Required work:
Look through the listing underneath for "title", and copy every line that has it.

────────────────

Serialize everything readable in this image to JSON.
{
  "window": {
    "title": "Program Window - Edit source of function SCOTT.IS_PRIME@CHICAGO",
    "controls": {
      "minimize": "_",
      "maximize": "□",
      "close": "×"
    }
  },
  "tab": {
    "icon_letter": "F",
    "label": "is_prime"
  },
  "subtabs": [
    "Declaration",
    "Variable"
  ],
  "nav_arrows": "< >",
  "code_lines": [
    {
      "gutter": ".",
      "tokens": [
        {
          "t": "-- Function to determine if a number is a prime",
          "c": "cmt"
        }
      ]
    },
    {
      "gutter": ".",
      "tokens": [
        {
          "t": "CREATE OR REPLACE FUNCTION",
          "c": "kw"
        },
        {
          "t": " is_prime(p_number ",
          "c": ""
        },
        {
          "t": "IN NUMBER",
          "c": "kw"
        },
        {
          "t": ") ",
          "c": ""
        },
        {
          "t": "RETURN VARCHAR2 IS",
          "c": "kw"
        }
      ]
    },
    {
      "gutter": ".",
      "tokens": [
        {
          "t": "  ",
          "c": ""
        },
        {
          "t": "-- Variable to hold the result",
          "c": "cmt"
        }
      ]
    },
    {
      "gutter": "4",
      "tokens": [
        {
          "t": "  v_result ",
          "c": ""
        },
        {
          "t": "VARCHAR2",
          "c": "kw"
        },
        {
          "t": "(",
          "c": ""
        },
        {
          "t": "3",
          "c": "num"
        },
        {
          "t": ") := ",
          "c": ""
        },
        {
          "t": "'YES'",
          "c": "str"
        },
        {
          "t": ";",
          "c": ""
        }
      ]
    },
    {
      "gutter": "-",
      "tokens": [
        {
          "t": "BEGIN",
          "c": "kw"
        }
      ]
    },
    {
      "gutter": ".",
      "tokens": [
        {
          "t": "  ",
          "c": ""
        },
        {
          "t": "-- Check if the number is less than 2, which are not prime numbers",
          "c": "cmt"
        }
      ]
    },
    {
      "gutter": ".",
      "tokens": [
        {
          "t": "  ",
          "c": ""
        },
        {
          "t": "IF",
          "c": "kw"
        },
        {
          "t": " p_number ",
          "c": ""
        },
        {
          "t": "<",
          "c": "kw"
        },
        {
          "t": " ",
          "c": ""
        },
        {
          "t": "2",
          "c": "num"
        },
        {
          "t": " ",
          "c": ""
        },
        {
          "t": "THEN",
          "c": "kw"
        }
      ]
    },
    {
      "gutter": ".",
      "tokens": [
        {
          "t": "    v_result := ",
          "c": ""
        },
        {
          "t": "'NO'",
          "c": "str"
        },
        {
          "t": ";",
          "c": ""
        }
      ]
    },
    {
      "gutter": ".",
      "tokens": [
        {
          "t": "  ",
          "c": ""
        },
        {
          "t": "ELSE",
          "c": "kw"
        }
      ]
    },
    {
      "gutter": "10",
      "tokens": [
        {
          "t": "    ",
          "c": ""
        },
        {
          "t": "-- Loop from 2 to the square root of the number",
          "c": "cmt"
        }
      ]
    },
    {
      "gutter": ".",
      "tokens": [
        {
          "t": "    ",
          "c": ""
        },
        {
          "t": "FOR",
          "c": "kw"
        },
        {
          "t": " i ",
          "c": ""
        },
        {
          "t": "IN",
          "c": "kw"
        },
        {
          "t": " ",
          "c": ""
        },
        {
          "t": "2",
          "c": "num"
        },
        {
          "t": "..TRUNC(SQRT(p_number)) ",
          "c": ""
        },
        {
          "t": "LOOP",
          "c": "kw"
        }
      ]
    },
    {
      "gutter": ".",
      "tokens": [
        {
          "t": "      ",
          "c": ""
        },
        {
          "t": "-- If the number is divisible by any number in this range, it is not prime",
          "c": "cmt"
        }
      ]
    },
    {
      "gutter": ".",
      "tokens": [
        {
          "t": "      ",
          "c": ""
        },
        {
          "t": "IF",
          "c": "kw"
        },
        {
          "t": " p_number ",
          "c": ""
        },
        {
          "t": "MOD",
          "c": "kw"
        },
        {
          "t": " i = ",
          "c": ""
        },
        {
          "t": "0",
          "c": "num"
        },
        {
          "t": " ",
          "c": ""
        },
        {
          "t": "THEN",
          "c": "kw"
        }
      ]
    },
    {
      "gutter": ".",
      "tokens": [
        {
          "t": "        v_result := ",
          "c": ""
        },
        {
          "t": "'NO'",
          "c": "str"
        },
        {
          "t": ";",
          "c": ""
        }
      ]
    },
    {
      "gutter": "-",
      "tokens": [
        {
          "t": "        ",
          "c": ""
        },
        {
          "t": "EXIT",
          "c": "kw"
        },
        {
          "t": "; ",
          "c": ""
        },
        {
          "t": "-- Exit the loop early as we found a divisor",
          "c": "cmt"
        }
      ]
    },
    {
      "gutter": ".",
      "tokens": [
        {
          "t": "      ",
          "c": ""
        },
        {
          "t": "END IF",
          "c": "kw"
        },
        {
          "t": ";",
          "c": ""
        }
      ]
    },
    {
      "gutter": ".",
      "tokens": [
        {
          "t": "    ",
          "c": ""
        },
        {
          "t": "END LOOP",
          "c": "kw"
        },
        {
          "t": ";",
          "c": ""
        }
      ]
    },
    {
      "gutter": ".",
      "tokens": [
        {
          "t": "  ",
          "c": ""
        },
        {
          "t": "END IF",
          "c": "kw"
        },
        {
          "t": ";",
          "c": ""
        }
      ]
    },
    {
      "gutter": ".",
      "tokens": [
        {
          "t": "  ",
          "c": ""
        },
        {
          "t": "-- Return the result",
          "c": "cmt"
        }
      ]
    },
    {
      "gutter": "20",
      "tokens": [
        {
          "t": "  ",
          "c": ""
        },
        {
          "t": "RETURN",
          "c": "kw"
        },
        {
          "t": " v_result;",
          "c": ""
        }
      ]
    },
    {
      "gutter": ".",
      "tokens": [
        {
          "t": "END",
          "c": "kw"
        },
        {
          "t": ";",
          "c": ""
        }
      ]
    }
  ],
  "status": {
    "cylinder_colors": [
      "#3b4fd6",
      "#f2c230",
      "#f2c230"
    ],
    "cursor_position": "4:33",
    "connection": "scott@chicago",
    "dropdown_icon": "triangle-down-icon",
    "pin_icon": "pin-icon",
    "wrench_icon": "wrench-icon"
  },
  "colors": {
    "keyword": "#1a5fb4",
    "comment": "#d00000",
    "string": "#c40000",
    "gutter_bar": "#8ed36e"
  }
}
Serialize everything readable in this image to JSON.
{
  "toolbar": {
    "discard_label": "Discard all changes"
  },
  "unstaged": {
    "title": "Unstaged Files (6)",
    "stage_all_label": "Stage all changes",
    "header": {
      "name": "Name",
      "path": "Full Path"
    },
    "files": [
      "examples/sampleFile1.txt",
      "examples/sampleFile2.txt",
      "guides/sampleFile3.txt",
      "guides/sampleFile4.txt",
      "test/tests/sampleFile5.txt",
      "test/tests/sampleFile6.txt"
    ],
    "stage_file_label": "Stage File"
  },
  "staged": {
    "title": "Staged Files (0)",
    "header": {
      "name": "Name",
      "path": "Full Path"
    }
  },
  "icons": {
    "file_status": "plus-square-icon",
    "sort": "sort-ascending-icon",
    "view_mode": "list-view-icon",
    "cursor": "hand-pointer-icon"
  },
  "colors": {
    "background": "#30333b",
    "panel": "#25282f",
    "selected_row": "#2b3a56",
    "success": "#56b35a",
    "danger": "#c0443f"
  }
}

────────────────

Result of this task:
    "title": "Program Window - Edit source of function SCOTT.IS_PRIME@CHICAGO",
    "title": "Unstaged Files (6)",
    "title": "Staged Files (0)",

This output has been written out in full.